The doctor who stopped UFC 244’s main event said he’s been bombarded by threats and harassment since his controversial call.
Dr. Nitin K. Sethi, a New York-based neurologist, said the MMA community should “hang its head in shame” for the way he’s been treated.
Sethi has contemplated asking for police protection in the wake of the fans’ behavior following the event. He said fans have personally threatened him, called his office, and posted fake reviews bashing him online.
”I’m a very good neurologist and a very good doctor, and calling me f*cking scum online and calling my office staff and yelling at them, threatening me, I fear for my health and safety,” he told MMA Fighting. “Somebody’s going to get hurt, and it’s probably going to be me this time.
”People don’t realize what they do when they talk about these things. But that’s the hard reality of this sport.”
Sethi was hired by the New York State Athletic Commission – on which he serves as the commission’s chief medical officer – to oversee the “BMF” title bout this past Saturday at Madison Square Garden. He said he’s worked for the commission “for a while” as a cageside doctor.
Between the third and fourth rounds of the pay-per-view headliner, Sethi advised referee Dan Miragliotta to stop the bout, which awarded Jorge Masvidal a third-round TKO victory over Nate Diaz. Diaz had suffered a massive cut over his right eye and a slightly smaller cut under it.
Fans immediately jeered the decision, prompting a testy response from Masvidal and a promise from he and Diaz that they would fight again. UFC President Dana White later hedged on that idea, saying he agreed with Sethi’s call to stop the fight.
Sethi declined to discuss the medical basis for his decision, saying it would be personally and professionally unethical for him to discuss a patient’s condition publicly. But he defended his choice as a necessary answer to an imminent concern for Diaz’s health and safety.
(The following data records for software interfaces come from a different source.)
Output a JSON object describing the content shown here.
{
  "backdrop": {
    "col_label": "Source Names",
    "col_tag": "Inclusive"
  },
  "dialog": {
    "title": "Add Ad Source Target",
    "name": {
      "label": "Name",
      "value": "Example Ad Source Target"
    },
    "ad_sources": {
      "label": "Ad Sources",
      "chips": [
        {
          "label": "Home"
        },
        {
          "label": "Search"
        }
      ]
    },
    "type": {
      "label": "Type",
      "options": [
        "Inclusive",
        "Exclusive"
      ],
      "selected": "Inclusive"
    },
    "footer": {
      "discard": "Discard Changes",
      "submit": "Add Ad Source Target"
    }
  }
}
”I made an objective call based on my assessment of the fighter,” he said. “Not just the cut, but the overall assessment of the fighter (and) how the fight was going. Once I felt I could not guarantee the health and safety going forward, I had to make a tough call.
”The moment I lose my objectivity and I’m concerned how my actions are viewed by the UFC, by the fans, by the media, then I cease to be a ringside physician, and I cease to be doing my job. I have to be objective, and objectively, you make a call.”
Sethi added that referee Miragliotta had expressed concerns about Diaz to the commission following the second frame, but he decided to give the fighter one more round.
”Going forward off that third round, I could not guarantee his health and safety,” he said. “When in doubt, you have to do what you have to do to protect the athlete’s safety. His health and safety comes first. Every action of mine has to be viewed with that foremost in everybody’s mind, but that doesn’t happen.”
The doctor takes no issue with those who disagree with his decision. He said he welcomes feedback from fans and media who may think he stopped it too early or too late. It’s when the criticism escalates to physical threats and harassment that he believes the sport devolves into barbarism.
”It’s a shame that’s what it boils down to,” he said. “Anybody who’s involved in that sport should be hanging their head in shame when that happens. That’s not how sports are done. I’ve never experienced that, and I’ve been involved in a lot of sports.”
Sethi partly blames the reaction he received on the UFC, which he said made things worse by calling attention to his decision. UFC commentator Joe Rogan said it was “very, very usual for a doctor to stop a fight for a cut like that” in a post-fight interview with Diaz.
”You have a very, very charged crowd, and you just make it more charged,” he said. “I was walking back [from the cage] and people from the top were yelling at me, ‘f*ck this, f*ck that.’”
At the post-fight press conference, Diaz implied that Sethi had tricked him by saying everything was OK after a check of his cuts. Sethi declined to address that claim, again citing professional standards of behavior for medical professionals.
”I can only defend my medical decision making process,” he said. “I have the highest respect for Mr. Diaz, and he’s a fighter who never quits, and he certainly would have not quit and would have liked to continue, and he did say that to me in the cage. I can appreciate that.
”Everybody has a different threshold of stopping a fight. A fan (or) a referee or the media might have a different threshold. A doctor has a different threshold of stopping a fight, and in the end, if a doctor’s there, you need to respect the threshold.”
The backlash hasn’t necessarily discouraged Sethi from working for the commission in the future but he said the message sent to other doctors is clear.
”After what happened to me, let me tell you one thing: The only thing sad about this will be you’ll have doctors who will now be very afraid to make calls,” he said. “And when people are scared to make calls because they’re so afraid of the repercussions, I think we’re entering dangerous territory.”